## Task goal
Write only how many lines in this data include "الجيدة".

## Records for the exercise
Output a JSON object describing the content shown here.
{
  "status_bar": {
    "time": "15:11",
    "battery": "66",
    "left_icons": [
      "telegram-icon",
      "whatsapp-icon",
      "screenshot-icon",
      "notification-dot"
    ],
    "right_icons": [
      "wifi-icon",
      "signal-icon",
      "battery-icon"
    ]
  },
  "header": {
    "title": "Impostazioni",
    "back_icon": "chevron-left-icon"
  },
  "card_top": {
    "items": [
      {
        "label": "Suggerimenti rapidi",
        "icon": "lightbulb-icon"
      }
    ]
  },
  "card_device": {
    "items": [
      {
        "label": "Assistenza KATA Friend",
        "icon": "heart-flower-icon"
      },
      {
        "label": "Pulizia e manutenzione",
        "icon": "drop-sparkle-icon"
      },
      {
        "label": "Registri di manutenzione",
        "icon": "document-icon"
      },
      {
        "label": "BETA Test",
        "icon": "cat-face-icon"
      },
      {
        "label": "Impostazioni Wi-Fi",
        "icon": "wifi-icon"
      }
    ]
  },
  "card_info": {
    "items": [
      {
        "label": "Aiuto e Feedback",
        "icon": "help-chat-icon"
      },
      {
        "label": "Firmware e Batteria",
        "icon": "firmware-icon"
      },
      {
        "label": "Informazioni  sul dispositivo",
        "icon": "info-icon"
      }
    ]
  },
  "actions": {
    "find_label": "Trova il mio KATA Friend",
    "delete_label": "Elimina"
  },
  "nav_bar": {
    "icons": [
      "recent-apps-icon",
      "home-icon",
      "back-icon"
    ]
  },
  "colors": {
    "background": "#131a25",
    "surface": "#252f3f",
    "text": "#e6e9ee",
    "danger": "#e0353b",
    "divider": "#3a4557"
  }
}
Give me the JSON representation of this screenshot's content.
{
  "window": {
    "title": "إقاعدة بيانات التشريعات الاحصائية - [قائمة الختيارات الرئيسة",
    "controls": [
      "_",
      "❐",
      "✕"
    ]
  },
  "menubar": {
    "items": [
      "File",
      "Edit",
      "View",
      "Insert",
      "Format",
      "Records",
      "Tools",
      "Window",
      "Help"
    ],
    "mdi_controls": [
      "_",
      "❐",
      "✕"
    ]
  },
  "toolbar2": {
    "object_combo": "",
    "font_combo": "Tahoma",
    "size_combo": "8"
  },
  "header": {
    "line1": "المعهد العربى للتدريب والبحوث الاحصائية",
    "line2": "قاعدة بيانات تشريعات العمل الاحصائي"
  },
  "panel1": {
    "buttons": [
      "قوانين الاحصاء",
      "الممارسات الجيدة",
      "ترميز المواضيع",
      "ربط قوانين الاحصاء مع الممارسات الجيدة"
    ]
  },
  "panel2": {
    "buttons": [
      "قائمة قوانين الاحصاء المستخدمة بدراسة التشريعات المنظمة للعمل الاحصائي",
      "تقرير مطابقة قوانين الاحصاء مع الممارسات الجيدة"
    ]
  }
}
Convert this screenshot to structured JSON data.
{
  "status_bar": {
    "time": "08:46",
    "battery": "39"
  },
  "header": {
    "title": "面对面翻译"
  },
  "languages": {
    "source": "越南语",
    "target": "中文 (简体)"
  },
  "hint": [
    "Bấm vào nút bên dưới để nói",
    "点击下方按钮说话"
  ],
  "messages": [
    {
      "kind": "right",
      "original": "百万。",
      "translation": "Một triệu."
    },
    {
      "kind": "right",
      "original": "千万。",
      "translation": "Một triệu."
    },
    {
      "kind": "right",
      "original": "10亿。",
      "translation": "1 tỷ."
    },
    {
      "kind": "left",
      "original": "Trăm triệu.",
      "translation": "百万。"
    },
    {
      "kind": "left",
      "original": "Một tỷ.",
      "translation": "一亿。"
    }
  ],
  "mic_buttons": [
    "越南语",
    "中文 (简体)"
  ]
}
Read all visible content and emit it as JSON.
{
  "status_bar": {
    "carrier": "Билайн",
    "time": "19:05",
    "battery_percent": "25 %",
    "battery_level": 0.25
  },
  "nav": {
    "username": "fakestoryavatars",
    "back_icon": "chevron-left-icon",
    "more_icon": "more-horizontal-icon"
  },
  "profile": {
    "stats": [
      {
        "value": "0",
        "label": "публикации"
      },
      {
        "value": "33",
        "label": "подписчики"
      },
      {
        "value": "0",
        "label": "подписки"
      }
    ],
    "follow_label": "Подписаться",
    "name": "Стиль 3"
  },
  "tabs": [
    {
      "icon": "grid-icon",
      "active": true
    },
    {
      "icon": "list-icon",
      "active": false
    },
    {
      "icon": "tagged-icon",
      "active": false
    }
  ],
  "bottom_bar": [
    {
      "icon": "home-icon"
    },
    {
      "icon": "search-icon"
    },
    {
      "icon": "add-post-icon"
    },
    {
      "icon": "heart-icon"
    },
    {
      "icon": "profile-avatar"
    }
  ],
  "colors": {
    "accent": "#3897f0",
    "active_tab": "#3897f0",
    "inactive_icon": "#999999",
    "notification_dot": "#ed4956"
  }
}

## Finished exercise
3